**TASK TO CARRY OUT**:
Your reply should hold only the lines from the records below where "image" occurs.

**App and web page records**:
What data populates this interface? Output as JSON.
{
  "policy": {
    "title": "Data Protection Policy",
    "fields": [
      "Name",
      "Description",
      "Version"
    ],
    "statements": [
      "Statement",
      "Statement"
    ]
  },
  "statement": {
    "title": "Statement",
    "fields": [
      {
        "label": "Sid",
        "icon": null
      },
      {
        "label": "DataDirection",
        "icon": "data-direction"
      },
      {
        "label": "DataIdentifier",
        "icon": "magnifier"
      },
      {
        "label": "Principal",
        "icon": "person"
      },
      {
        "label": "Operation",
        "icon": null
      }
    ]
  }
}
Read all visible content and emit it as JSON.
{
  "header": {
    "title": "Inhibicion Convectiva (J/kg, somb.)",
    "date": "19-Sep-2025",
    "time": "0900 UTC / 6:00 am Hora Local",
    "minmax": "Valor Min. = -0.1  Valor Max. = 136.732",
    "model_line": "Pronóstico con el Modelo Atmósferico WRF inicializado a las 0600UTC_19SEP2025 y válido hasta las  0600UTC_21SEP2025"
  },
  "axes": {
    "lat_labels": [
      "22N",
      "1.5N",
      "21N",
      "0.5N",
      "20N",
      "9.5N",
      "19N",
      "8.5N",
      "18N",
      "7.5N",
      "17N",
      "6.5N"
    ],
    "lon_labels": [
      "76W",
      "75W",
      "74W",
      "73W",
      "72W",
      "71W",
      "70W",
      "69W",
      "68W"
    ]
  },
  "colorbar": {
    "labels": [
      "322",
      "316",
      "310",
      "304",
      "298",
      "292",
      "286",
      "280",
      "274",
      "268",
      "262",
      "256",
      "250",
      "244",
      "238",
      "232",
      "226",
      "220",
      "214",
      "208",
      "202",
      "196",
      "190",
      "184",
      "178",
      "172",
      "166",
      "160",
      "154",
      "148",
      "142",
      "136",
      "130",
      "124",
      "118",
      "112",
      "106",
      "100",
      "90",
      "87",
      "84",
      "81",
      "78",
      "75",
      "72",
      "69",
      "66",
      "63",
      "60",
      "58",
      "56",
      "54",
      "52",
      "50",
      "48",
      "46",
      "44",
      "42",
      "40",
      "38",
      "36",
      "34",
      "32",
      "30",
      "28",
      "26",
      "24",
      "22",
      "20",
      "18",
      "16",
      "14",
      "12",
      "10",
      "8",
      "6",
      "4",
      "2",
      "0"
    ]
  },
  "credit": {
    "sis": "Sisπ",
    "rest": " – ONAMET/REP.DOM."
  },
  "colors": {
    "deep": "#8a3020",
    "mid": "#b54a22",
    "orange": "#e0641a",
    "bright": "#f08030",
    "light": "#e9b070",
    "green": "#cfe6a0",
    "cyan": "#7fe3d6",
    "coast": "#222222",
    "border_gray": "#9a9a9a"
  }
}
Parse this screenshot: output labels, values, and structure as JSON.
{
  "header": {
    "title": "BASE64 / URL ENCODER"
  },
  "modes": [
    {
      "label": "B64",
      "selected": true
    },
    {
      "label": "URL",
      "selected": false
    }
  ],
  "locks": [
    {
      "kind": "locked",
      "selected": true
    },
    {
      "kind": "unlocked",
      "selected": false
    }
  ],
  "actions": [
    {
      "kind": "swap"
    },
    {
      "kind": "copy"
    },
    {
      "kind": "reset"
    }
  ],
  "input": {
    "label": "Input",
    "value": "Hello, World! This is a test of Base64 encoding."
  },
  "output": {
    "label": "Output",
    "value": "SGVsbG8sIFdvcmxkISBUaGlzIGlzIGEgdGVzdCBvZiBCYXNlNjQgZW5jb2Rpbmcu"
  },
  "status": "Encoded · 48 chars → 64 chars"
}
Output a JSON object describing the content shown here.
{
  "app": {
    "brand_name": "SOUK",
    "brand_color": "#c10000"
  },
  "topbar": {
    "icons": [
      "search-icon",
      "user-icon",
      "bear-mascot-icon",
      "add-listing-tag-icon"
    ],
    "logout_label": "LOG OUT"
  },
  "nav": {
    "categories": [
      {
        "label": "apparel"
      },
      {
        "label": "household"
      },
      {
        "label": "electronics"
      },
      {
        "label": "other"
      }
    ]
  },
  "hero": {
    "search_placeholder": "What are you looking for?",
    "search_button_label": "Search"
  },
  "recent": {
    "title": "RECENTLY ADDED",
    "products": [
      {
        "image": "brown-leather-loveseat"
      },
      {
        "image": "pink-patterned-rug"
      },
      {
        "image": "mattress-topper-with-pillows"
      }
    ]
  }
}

**WORKED SOLUTION**:
        "image": "brown-leather-loveseat"
        "image": "pink-patterned-rug"
        "image": "mattress-topper-with-pillows"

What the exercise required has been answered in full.